'''

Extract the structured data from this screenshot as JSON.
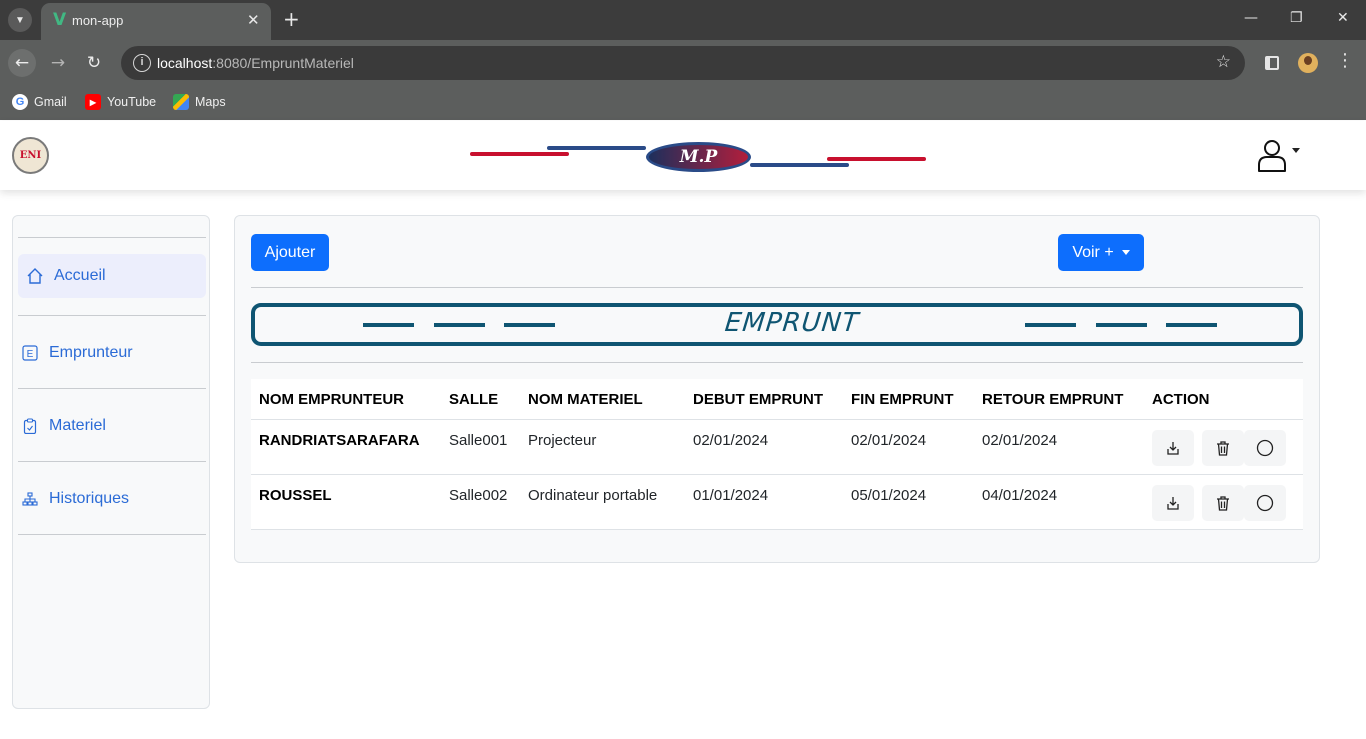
{
  "browser": {
    "tab_title": "mon-app",
    "tab_close": "✕",
    "new_tab": "+",
    "url_host": "localhost",
    "url_path": ":8080/EmpruntMateriel",
    "bookmarks": [
      {
        "label": "Gmail",
        "icon": "google-icon"
      },
      {
        "label": "YouTube",
        "icon": "youtube-icon"
      },
      {
        "label": "Maps",
        "icon": "maps-icon"
      }
    ]
  },
  "header": {
    "logo_text": "ENI",
    "brand": "M.P",
    "colors": {
      "red": "#c8102e",
      "blue": "#2a4b88"
    }
  },
  "sidebar": {
    "items": [
      {
        "label": "Accueil",
        "icon": "home-icon",
        "active": true
      },
      {
        "label": "Emprunteur",
        "icon": "letter-e-icon",
        "active": false
      },
      {
        "label": "Materiel",
        "icon": "clipboard-icon",
        "active": false
      },
      {
        "label": "Historiques",
        "icon": "sitemap-icon",
        "active": false
      }
    ]
  },
  "main": {
    "add_label": "Ajouter",
    "voir_label": "Voir +",
    "banner_title": "EMPRUNT",
    "table": {
      "headers": [
        "NOM EMPRUNTEUR",
        "SALLE",
        "NOM MATERIEL",
        "DEBUT EMPRUNT",
        "FIN EMPRUNT",
        "RETOUR EMPRUNT",
        "ACTION"
      ],
      "rows": [
        [
          "RANDRIATSARAFARA",
          "Salle001",
          "Projecteur",
          "02/01/2024",
          "02/01/2024",
          "02/01/2024"
        ],
        [
          "ROUSSEL",
          "Salle002",
          "Ordinateur portable",
          "01/01/2024",
          "05/01/2024",
          "04/01/2024"
        ]
      ],
      "actions": [
        "download-icon",
        "trash-icon",
        "circle-icon"
      ]
    },
    "colors": {
      "primary": "#0d6efd",
      "banner": "#0f5572",
      "link": "#2b6bd6"
    }
  }
}
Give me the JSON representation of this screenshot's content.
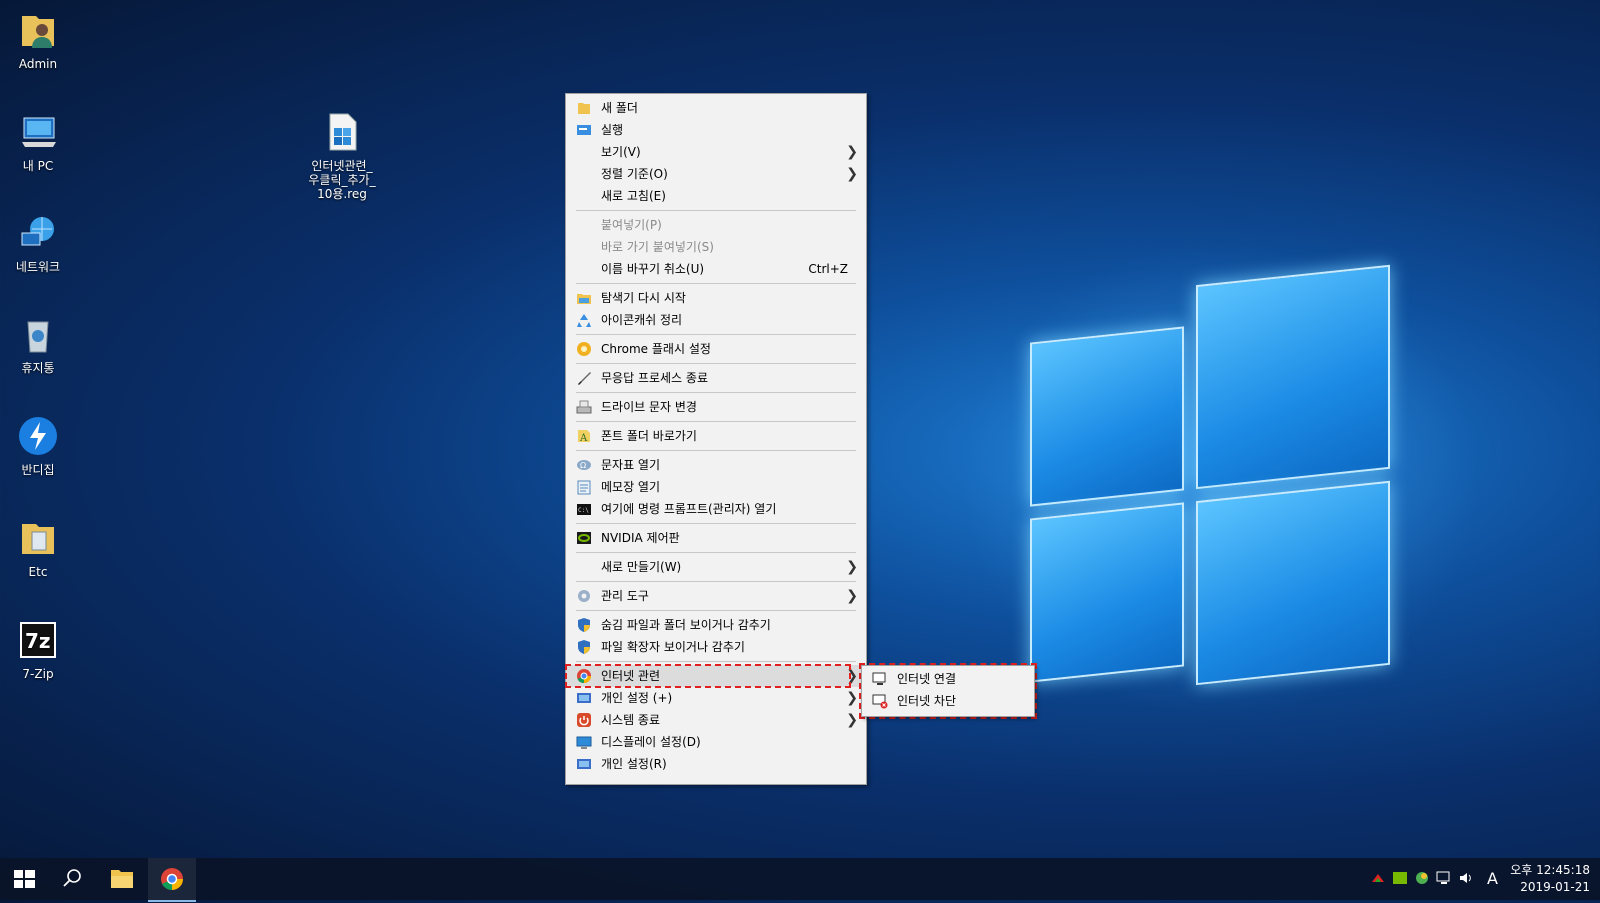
{
  "desktop": {
    "icons": [
      {
        "label": "Admin"
      },
      {
        "label": "내 PC"
      },
      {
        "label": "네트워크"
      },
      {
        "label": "휴지통"
      },
      {
        "label": "반디집"
      },
      {
        "label": "Etc"
      },
      {
        "label": "7-Zip"
      }
    ],
    "file_icon": {
      "line1": "인터넷관련_",
      "line2": "우클릭_추가_",
      "line3": "10용.reg"
    }
  },
  "context_menu": {
    "items": [
      {
        "label": "새 폴더",
        "icon": "folder-icon"
      },
      {
        "label": "실행",
        "icon": "run-icon"
      },
      {
        "label": "보기(V)",
        "submenu": true
      },
      {
        "label": "정렬 기준(O)",
        "submenu": true
      },
      {
        "label": "새로 고침(E)"
      },
      {
        "label": "붙여넣기(P)",
        "disabled": true
      },
      {
        "label": "바로 가기 붙여넣기(S)",
        "disabled": true
      },
      {
        "label": "이름 바꾸기 취소(U)",
        "shortcut": "Ctrl+Z"
      },
      {
        "label": "탐색기 다시 시작",
        "icon": "explorer-icon"
      },
      {
        "label": "아이콘캐쉬 정리",
        "icon": "recycle-icon"
      },
      {
        "label": "Chrome 플래시 설정",
        "icon": "chrome-flash-icon"
      },
      {
        "label": "무응답 프로세스 종료",
        "icon": "brush-icon"
      },
      {
        "label": "드라이브 문자 변경",
        "icon": "drive-icon"
      },
      {
        "label": "폰트 폴더 바로가기",
        "icon": "font-icon"
      },
      {
        "label": "문자표 열기",
        "icon": "charmap-icon"
      },
      {
        "label": "메모장 열기",
        "icon": "notepad-icon"
      },
      {
        "label": "여기에 명령 프롬프트(관리자) 열기",
        "icon": "cmd-icon"
      },
      {
        "label": "NVIDIA 제어판",
        "icon": "nvidia-icon"
      },
      {
        "label": "새로 만들기(W)",
        "submenu": true
      },
      {
        "label": "관리 도구",
        "submenu": true,
        "icon": "gear-icon"
      },
      {
        "label": "숨김 파일과 폴더 보이거나 감추기",
        "icon": "shield-icon"
      },
      {
        "label": "파일 확장자 보이거나 감추기",
        "icon": "shield-icon"
      },
      {
        "label": "인터넷 관련",
        "submenu": true,
        "icon": "chrome-icon",
        "highlighted": true
      },
      {
        "label": "개인 설정 (+)",
        "submenu": true,
        "icon": "personalize-icon"
      },
      {
        "label": "시스템 종료",
        "submenu": true,
        "icon": "power-icon"
      },
      {
        "label": "디스플레이 설정(D)",
        "icon": "display-icon"
      },
      {
        "label": "개인 설정(R)",
        "icon": "personalize-icon"
      }
    ]
  },
  "submenu": {
    "items": [
      {
        "label": "인터넷 연결",
        "icon": "network-connect-icon"
      },
      {
        "label": "인터넷 차단",
        "icon": "network-block-icon"
      }
    ]
  },
  "taskbar": {
    "tray_lang": "A",
    "clock_time": "오후 12:45:18",
    "clock_date": "2019-01-21"
  },
  "colors": {
    "highlight_border": "#e02020",
    "menu_bg": "#f2f2f2",
    "taskbar": "#0a1428"
  }
}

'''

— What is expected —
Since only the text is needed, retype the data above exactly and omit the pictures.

— Your response —
Extract the structured data from this screenshot as JSON.
{
  "browser": {
    "tab_title": "mon-app",
    "tab_close": "✕",
    "new_tab": "+",
    "url_host": "localhost",
    "url_path": ":8080/EmpruntMateriel",
    "bookmarks": [
      {
        "label": "Gmail",
        "icon": "google-icon"
      },
      {
        "label": "YouTube",
        "icon": "youtube-icon"
      },
      {
        "label": "Maps",
        "icon": "maps-icon"
      }
    ]
  },
  "header": {
    "logo_text": "ENI",
    "brand": "M.P",
    "colors": {
      "red": "#c8102e",
      "blue": "#2a4b88"
    }
  },
  "sidebar": {
    "items": [
      {
        "label": "Accueil",
        "icon": "home-icon",
        "active": true
      },
      {
        "label": "Emprunteur",
        "icon": "letter-e-icon",
        "active": false
      },
      {
        "label": "Materiel",
        "icon": "clipboard-icon",
        "active": false
      },
      {
        "label": "Historiques",
        "icon": "sitemap-icon",
        "active": false
      }
    ]
  },
  "main": {
    "add_label": "Ajouter",
    "voir_label": "Voir +",
    "banner_title": "EMPRUNT",
    "table": {
      "headers": [
        "NOM EMPRUNTEUR",
        "SALLE",
        "NOM MATERIEL",
        "DEBUT EMPRUNT",
        "FIN EMPRUNT",
        "RETOUR EMPRUNT",
        "ACTION"
      ],
      "rows": [
        [
          "RANDRIATSARAFARA",
          "Salle001",
          "Projecteur",
          "02/01/2024",
          "02/01/2024",
          "02/01/2024"
        ],
        [
          "ROUSSEL",
          "Salle002",
          "Ordinateur portable",
          "01/01/2024",
          "05/01/2024",
          "04/01/2024"
        ]
      ],
      "actions": [
        "download-icon",
        "trash-icon",
        "circle-icon"
      ]
    },
    "colors": {
      "primary": "#0d6efd",
      "banner": "#0f5572",
      "link": "#2b6bd6"
    }
  }
}
Give me the JSON representation of this screenshot's content.
{
  "desktop": {
    "icons": [
      {
        "label": "Admin"
      },
      {
        "label": "내 PC"
      },
      {
        "label": "네트워크"
      },
      {
        "label": "휴지통"
      },
      {
        "label": "반디집"
      },
      {
        "label": "Etc"
      },
      {
        "label": "7-Zip"
      }
    ],
    "file_icon": {
      "line1": "인터넷관련_",
      "line2": "우클릭_추가_",
      "line3": "10용.reg"
    }
  },
  "context_menu": {
    "items": [
      {
        "label": "새 폴더",
        "icon": "folder-icon"
      },
      {
        "label": "실행",
        "icon": "run-icon"
      },
      {
        "label": "보기(V)",
        "submenu": true
      },
      {
        "label": "정렬 기준(O)",
        "submenu": true
      },
      {
        "label": "새로 고침(E)"
      },
      {
        "label": "붙여넣기(P)",
        "disabled": true
      },
      {
        "label": "바로 가기 붙여넣기(S)",
        "disabled": true
      },
      {
        "label": "이름 바꾸기 취소(U)",
        "shortcut": "Ctrl+Z"
      },
      {
        "label": "탐색기 다시 시작",
        "icon": "explorer-icon"
      },
      {
        "label": "아이콘캐쉬 정리",
        "icon": "recycle-icon"
      },
      {
        "label": "Chrome 플래시 설정",
        "icon": "chrome-flash-icon"
      },
      {
        "label": "무응답 프로세스 종료",
        "icon": "brush-icon"
      },
      {
        "label": "드라이브 문자 변경",
        "icon": "drive-icon"
      },
      {
        "label": "폰트 폴더 바로가기",
        "icon": "font-icon"
      },
      {
        "label": "문자표 열기",
        "icon": "charmap-icon"
      },
      {
        "label": "메모장 열기",
        "icon": "notepad-icon"
      },
      {
        "label": "여기에 명령 프롬프트(관리자) 열기",
        "icon": "cmd-icon"
      },
      {
        "label": "NVIDIA 제어판",
        "icon": "nvidia-icon"
      },
      {
        "label": "새로 만들기(W)",
        "submenu": true
      },
      {
        "label": "관리 도구",
        "submenu": true,
        "icon": "gear-icon"
      },
      {
        "label": "숨김 파일과 폴더 보이거나 감추기",
        "icon": "shield-icon"
      },
      {
        "label": "파일 확장자 보이거나 감추기",
        "icon": "shield-icon"
      },
      {
        "label": "인터넷 관련",
        "submenu": true,
        "icon": "chrome-icon",
        "highlighted": true
      },
      {
        "label": "개인 설정 (+)",
        "submenu": true,
        "icon": "personalize-icon"
      },
      {
        "label": "시스템 종료",
        "submenu": true,
        "icon": "power-icon"
      },
      {
        "label": "디스플레이 설정(D)",
        "icon": "display-icon"
      },
      {
        "label": "개인 설정(R)",
        "icon": "personalize-icon"
      }
    ]
  },
  "submenu": {
    "items": [
      {
        "label": "인터넷 연결",
        "icon": "network-connect-icon"
      },
      {
        "label": "인터넷 차단",
        "icon": "network-block-icon"
      }
    ]
  },
  "taskbar": {
    "tray_lang": "A",
    "clock_time": "오후 12:45:18",
    "clock_date": "2019-01-21"
  },
  "colors": {
    "highlight_border": "#e02020",
    "menu_bg": "#f2f2f2",
    "taskbar": "#0a1428"
  }
}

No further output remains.